GIVEN RECORDS
· · · · ·

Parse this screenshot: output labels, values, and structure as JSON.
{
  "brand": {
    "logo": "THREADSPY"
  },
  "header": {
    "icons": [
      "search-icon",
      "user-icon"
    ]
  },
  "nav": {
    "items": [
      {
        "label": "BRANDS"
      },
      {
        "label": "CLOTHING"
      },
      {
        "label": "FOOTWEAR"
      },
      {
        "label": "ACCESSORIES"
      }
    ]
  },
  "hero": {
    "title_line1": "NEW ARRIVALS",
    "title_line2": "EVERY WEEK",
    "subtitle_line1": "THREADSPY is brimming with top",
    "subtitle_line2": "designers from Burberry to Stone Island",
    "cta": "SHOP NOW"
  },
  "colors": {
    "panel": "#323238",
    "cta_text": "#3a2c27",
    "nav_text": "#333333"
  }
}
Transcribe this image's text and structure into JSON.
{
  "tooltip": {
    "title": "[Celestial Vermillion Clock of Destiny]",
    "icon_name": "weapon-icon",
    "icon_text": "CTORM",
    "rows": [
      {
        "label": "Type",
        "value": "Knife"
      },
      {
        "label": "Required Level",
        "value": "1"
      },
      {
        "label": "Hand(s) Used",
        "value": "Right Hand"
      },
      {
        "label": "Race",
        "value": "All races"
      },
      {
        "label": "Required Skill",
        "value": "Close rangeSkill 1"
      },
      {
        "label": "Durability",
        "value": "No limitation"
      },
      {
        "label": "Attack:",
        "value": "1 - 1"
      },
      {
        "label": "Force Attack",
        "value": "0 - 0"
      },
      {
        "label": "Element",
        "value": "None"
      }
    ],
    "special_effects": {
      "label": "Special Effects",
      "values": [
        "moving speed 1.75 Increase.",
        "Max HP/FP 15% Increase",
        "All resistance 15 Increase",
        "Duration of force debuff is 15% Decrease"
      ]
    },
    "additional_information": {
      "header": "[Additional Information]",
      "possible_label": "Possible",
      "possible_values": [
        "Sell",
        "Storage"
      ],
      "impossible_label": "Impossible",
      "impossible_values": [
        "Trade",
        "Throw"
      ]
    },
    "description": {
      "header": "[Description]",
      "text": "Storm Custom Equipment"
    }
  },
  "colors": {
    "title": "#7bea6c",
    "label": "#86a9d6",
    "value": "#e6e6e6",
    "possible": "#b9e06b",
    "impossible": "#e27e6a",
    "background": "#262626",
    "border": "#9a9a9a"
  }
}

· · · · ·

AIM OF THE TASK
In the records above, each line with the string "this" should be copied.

ANSWER SPACE
Parse this screenshot: output labels, values, and structure as JSON.
Transcribe this image's text and structure into JSON.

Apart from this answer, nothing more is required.